§ Task item
This exercise asks for a copy of each line in the records below with the word "Corrected" in it.

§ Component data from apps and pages

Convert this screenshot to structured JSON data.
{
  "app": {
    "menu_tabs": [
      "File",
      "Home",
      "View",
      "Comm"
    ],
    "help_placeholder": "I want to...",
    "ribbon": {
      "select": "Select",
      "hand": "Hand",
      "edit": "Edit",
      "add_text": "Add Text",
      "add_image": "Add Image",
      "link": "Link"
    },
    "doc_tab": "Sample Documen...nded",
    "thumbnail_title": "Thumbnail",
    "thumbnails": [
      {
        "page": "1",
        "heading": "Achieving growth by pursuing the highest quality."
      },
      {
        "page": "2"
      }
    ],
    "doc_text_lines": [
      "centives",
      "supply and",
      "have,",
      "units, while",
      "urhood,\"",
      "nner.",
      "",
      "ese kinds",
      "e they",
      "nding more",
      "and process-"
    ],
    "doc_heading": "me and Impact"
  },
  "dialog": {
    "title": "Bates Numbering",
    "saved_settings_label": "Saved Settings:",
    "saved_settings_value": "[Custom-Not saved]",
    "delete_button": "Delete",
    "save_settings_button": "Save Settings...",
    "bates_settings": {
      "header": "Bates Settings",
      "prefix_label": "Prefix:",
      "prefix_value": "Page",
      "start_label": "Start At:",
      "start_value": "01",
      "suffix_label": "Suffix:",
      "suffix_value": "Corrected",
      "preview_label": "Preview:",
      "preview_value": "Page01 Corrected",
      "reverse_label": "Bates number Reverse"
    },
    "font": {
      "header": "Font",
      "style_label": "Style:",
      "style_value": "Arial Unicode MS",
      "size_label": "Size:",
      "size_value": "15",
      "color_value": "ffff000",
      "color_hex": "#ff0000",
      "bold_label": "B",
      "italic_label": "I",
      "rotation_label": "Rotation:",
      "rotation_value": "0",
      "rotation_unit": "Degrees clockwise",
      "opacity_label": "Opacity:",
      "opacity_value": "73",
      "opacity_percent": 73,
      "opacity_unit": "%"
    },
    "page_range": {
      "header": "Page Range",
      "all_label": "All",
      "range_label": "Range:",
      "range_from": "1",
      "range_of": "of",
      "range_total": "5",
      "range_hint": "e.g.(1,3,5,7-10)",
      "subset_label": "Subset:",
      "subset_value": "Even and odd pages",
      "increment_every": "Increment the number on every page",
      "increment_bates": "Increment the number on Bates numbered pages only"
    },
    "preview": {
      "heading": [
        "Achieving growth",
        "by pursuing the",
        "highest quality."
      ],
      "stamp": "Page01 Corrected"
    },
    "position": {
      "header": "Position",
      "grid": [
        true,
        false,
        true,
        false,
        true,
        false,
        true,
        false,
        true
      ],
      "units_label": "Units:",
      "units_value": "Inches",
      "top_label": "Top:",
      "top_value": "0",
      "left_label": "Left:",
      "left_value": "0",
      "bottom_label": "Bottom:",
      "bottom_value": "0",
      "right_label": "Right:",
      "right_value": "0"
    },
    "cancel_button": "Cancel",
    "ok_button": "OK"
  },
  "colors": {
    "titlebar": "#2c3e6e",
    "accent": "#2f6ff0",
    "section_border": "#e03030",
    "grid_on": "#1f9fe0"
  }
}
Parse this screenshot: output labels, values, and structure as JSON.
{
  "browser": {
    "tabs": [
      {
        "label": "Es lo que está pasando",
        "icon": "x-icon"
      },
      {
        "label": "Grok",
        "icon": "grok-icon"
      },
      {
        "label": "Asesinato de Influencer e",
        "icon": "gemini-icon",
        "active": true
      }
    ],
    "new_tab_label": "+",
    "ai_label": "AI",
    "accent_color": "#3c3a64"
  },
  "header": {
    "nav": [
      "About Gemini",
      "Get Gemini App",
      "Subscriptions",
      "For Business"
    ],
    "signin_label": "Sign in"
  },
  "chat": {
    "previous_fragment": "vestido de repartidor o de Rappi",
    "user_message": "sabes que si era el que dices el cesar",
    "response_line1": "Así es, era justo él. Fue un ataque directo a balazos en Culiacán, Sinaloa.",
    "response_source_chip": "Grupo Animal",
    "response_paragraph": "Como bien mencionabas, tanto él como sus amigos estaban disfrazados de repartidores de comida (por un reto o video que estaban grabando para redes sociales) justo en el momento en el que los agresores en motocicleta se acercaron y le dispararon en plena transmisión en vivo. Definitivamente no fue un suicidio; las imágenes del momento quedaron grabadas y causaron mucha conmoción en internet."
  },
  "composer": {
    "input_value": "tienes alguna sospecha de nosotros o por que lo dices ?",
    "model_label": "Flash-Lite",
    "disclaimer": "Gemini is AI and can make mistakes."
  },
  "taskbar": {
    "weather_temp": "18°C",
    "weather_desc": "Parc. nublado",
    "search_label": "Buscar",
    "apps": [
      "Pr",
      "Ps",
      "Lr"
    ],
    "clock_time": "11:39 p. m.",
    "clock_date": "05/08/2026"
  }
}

§ Task solution
      "suffix_value": "Corrected",
      "preview_value": "Page01 Corrected",
      "stamp": "Page01 Corrected"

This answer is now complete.